AVAILABLE RECORDS:
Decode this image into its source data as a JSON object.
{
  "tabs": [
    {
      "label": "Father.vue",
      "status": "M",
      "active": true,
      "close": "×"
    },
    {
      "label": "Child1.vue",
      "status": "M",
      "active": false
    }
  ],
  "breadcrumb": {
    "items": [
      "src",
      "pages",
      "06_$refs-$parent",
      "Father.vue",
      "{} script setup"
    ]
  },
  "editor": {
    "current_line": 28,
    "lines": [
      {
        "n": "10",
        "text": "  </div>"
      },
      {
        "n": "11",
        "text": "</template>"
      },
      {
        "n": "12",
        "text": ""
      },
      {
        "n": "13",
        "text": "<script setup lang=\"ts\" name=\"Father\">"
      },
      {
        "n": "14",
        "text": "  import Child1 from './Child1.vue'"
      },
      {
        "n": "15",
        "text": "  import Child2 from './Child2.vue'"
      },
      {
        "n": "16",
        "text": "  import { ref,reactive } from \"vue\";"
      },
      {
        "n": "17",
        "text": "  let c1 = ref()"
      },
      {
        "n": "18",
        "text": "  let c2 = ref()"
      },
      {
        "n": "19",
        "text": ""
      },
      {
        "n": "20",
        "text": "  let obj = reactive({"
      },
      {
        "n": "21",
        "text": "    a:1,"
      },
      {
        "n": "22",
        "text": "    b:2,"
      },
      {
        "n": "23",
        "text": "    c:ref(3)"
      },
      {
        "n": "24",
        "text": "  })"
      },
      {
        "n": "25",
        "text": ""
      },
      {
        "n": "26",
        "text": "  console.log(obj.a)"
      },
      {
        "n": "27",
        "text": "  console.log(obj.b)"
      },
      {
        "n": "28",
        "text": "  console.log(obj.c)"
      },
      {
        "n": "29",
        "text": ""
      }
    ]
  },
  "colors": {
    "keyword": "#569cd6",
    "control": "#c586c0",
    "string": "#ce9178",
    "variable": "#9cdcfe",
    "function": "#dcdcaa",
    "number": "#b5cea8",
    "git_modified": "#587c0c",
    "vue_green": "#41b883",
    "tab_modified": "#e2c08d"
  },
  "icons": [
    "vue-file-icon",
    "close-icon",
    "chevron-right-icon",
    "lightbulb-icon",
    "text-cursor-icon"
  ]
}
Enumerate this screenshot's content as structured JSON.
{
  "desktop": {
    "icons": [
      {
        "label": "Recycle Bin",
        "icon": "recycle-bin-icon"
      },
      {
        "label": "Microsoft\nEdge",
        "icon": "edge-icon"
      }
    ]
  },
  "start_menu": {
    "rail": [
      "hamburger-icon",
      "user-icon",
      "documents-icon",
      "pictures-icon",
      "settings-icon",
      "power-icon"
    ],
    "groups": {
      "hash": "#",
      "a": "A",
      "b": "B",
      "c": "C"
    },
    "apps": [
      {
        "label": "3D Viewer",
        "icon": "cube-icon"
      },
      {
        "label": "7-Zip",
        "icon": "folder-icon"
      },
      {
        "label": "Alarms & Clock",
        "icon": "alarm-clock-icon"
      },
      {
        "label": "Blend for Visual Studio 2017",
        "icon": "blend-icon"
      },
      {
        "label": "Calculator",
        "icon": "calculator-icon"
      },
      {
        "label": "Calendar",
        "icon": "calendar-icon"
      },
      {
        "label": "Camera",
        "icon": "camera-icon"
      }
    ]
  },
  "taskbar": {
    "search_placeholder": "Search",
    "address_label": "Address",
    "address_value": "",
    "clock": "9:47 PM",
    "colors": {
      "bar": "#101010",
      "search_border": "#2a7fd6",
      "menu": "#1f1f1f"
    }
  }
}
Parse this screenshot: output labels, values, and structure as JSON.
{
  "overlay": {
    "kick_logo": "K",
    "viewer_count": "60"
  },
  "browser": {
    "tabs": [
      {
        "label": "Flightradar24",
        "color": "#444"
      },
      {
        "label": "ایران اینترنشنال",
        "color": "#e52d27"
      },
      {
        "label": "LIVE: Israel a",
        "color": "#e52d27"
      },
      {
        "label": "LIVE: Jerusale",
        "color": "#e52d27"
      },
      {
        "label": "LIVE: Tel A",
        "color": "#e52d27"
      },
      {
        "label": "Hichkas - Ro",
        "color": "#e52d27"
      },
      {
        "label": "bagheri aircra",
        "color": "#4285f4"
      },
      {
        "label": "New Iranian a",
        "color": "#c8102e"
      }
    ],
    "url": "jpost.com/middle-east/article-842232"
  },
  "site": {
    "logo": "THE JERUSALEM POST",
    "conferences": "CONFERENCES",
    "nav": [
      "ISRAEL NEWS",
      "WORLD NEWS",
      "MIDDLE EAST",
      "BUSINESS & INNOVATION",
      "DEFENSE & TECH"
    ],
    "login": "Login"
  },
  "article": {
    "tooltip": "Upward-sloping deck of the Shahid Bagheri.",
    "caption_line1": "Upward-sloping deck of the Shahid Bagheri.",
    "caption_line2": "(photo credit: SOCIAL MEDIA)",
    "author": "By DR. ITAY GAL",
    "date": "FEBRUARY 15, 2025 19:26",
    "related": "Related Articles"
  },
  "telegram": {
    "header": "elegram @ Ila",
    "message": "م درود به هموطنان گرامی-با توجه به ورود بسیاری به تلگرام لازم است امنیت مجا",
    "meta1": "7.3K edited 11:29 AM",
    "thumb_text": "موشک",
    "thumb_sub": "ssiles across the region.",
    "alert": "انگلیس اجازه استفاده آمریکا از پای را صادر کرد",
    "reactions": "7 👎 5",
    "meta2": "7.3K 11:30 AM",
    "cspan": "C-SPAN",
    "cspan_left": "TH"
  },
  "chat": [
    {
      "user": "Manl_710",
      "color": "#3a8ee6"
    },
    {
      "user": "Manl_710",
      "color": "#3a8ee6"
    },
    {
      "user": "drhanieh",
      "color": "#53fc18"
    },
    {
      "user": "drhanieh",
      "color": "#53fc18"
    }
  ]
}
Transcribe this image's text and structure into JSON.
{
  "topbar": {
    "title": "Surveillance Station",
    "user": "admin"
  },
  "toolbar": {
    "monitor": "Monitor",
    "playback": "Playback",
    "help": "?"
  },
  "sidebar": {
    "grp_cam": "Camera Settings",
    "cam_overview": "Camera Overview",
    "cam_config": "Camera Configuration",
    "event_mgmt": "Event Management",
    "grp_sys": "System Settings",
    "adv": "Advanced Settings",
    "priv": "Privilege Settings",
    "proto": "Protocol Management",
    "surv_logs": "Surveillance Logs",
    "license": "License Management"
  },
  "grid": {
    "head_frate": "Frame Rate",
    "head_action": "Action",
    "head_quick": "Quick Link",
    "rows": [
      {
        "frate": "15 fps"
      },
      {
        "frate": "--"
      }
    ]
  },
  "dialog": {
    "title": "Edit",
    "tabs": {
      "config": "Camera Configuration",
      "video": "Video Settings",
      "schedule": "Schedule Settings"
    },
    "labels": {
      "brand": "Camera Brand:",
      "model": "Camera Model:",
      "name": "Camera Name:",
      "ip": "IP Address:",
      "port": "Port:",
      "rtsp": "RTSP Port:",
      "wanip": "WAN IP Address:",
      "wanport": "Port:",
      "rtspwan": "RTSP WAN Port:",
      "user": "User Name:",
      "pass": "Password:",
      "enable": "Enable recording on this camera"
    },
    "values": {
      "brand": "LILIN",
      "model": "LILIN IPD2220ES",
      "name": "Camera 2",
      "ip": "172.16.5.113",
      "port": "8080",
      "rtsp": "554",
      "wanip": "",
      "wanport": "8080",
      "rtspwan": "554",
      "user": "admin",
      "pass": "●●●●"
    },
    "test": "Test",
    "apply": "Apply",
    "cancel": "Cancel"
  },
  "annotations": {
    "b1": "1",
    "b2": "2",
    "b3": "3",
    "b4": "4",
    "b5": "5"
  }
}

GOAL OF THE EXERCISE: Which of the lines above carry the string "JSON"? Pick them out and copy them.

WORKED SOLUTION:
Decode this image into its source data as a JSON object.
Enumerate this screenshot's content as structured JSON.
Parse this screenshot: output labels, values, and structure as JSON.
Transcribe this image's text and structure into JSON.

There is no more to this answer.